Available data:
+--

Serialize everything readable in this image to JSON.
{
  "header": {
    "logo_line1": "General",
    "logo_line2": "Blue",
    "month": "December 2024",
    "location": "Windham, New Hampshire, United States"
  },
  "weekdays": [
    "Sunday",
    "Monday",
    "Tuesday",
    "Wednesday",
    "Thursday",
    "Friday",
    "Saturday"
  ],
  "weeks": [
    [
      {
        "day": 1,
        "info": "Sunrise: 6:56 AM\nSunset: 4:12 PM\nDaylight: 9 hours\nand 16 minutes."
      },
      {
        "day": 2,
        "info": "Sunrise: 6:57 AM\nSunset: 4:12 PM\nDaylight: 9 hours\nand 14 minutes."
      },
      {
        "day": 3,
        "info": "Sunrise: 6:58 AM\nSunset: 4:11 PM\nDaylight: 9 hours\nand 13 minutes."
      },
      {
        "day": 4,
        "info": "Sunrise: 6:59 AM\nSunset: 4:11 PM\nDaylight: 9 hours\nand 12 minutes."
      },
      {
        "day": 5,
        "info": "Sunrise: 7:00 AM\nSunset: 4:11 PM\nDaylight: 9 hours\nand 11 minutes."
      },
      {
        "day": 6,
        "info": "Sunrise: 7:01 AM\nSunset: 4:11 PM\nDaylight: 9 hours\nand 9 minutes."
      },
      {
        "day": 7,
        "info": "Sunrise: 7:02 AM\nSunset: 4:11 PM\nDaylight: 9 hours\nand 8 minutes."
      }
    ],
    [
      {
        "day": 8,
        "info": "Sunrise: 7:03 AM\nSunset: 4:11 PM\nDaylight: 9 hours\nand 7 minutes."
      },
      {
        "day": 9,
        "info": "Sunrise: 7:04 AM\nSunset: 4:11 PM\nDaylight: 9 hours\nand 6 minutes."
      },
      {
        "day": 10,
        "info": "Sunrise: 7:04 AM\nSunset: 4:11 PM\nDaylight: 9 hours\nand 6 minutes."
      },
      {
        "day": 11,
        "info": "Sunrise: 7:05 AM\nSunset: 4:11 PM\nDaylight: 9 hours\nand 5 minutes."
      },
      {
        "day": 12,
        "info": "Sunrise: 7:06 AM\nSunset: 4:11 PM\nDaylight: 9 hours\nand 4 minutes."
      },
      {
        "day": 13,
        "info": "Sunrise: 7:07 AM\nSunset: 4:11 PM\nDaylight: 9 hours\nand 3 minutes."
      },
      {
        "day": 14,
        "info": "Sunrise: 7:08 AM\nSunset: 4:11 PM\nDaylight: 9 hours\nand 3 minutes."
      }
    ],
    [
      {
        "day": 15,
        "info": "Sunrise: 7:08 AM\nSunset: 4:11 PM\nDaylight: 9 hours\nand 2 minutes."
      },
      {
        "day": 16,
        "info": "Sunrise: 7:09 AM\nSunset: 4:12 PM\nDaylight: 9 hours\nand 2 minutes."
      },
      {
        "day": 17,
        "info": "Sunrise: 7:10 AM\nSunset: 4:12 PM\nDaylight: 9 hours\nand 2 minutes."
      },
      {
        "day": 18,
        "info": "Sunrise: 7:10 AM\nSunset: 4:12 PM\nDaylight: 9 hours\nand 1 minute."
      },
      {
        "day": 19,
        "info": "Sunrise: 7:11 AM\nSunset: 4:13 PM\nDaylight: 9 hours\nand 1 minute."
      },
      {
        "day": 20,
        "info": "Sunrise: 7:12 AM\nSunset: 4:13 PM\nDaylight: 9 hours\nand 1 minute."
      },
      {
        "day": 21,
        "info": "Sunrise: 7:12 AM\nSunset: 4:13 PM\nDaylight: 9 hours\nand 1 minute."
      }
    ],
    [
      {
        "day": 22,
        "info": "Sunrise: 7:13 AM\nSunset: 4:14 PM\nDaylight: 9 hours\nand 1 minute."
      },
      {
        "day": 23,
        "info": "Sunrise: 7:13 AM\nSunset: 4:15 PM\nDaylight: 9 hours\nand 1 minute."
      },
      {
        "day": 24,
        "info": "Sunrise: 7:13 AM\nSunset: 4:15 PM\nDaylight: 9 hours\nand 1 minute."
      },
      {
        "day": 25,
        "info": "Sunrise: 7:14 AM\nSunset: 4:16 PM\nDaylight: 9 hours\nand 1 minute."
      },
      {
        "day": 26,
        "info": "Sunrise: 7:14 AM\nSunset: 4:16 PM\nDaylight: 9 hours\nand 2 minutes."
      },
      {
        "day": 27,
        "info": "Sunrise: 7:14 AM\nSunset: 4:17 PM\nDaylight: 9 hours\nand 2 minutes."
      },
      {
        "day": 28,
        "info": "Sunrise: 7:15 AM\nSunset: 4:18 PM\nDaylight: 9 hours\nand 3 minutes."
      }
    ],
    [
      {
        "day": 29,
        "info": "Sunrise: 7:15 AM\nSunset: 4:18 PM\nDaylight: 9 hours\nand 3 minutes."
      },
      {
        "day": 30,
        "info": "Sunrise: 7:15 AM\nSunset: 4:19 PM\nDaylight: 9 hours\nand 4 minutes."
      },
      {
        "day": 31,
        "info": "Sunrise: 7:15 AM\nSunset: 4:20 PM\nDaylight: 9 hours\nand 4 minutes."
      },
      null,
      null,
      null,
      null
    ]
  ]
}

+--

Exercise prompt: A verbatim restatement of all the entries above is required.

Answer box:
Serialize everything readable in this image to JSON.
{
  "header": {
    "logo_line1": "General",
    "logo_line2": "Blue",
    "month": "December 2024",
    "location": "Windham, New Hampshire, United States"
  },
  "weekdays": [
    "Sunday",
    "Monday",
    "Tuesday",
    "Wednesday",
    "Thursday",
    "Friday",
    "Saturday"
  ],
  "weeks": [
    [
      {
        "day": 1,
        "info": "Sunrise: 6:56 AM\nSunset: 4:12 PM\nDaylight: 9 hours\nand 16 minutes."
      },
      {
        "day": 2,
        "info": "Sunrise: 6:57 AM\nSunset: 4:12 PM\nDaylight: 9 hours\nand 14 minutes."
      },
      {
        "day": 3,
        "info": "Sunrise: 6:58 AM\nSunset: 4:11 PM\nDaylight: 9 hours\nand 13 minutes."
      },
      {
        "day": 4,
        "info": "Sunrise: 6:59 AM\nSunset: 4:11 PM\nDaylight: 9 hours\nand 12 minutes."
      },
      {
        "day": 5,
        "info": "Sunrise: 7:00 AM\nSunset: 4:11 PM\nDaylight: 9 hours\nand 11 minutes."
      },
      {
        "day": 6,
        "info": "Sunrise: 7:01 AM\nSunset: 4:11 PM\nDaylight: 9 hours\nand 9 minutes."
      },
      {
        "day": 7,
        "info": "Sunrise: 7:02 AM\nSunset: 4:11 PM\nDaylight: 9 hours\nand 8 minutes."
      }
    ],
    [
      {
        "day": 8,
        "info": "Sunrise: 7:03 AM\nSunset: 4:11 PM\nDaylight: 9 hours\nand 7 minutes."
      },
      {
        "day": 9,
        "info": "Sunrise: 7:04 AM\nSunset: 4:11 PM\nDaylight: 9 hours\nand 6 minutes."
      },
      {
        "day": 10,
        "info": "Sunrise: 7:04 AM\nSunset: 4:11 PM\nDaylight: 9 hours\nand 6 minutes."
      },
      {
        "day": 11,
        "info": "Sunrise: 7:05 AM\nSunset: 4:11 PM\nDaylight: 9 hours\nand 5 minutes."
      },
      {
        "day": 12,
        "info": "Sunrise: 7:06 AM\nSunset: 4:11 PM\nDaylight: 9 hours\nand 4 minutes."
      },
      {
        "day": 13,
        "info": "Sunrise: 7:07 AM\nSunset: 4:11 PM\nDaylight: 9 hours\nand 3 minutes."
      },
      {
        "day": 14,
        "info": "Sunrise: 7:08 AM\nSunset: 4:11 PM\nDaylight: 9 hours\nand 3 minutes."
      }
    ],
    [
      {
        "day": 15,
        "info": "Sunrise: 7:08 AM\nSunset: 4:11 PM\nDaylight: 9 hours\nand 2 minutes."
      },
      {
        "day": 16,
        "info": "Sunrise: 7:09 AM\nSunset: 4:12 PM\nDaylight: 9 hours\nand 2 minutes."
      },
      {
        "day": 17,
        "info": "Sunrise: 7:10 AM\nSunset: 4:12 PM\nDaylight: 9 hours\nand 2 minutes."
      },
      {
        "day": 18,
        "info": "Sunrise: 7:10 AM\nSunset: 4:12 PM\nDaylight: 9 hours\nand 1 minute."
      },
      {
        "day": 19,
        "info": "Sunrise: 7:11 AM\nSunset: 4:13 PM\nDaylight: 9 hours\nand 1 minute."
      },
      {
        "day": 20,
        "info": "Sunrise: 7:12 AM\nSunset: 4:13 PM\nDaylight: 9 hours\nand 1 minute."
      },
      {
        "day": 21,
        "info": "Sunrise: 7:12 AM\nSunset: 4:13 PM\nDaylight: 9 hours\nand 1 minute."
      }
    ],
    [
      {
        "day": 22,
        "info": "Sunrise: 7:13 AM\nSunset: 4:14 PM\nDaylight: 9 hours\nand 1 minute."
      },
      {
        "day": 23,
        "info": "Sunrise: 7:13 AM\nSunset: 4:15 PM\nDaylight: 9 hours\nand 1 minute."
      },
      {
        "day": 24,
        "info": "Sunrise: 7:13 AM\nSunset: 4:15 PM\nDaylight: 9 hours\nand 1 minute."
      },
      {
        "day": 25,
        "info": "Sunrise: 7:14 AM\nSunset: 4:16 PM\nDaylight: 9 hours\nand 1 minute."
      },
      {
        "day": 26,
        "info": "Sunrise: 7:14 AM\nSunset: 4:16 PM\nDaylight: 9 hours\nand 2 minutes."
      },
      {
        "day": 27,
        "info": "Sunrise: 7:14 AM\nSunset: 4:17 PM\nDaylight: 9 hours\nand 2 minutes."
      },
      {
        "day": 28,
        "info": "Sunrise: 7:15 AM\nSunset: 4:18 PM\nDaylight: 9 hours\nand 3 minutes."
      }
    ],
    [
      {
        "day": 29,
        "info": "Sunrise: 7:15 AM\nSunset: 4:18 PM\nDaylight: 9 hours\nand 3 minutes."
      },
      {
        "day": 30,
        "info": "Sunrise: 7:15 AM\nSunset: 4:19 PM\nDaylight: 9 hours\nand 4 minutes."
      },
      {
        "day": 31,
        "info": "Sunrise: 7:15 AM\nSunset: 4:20 PM\nDaylight: 9 hours\nand 4 minutes."
      },
      null,
      null,
      null,
      null
    ]
  ]
}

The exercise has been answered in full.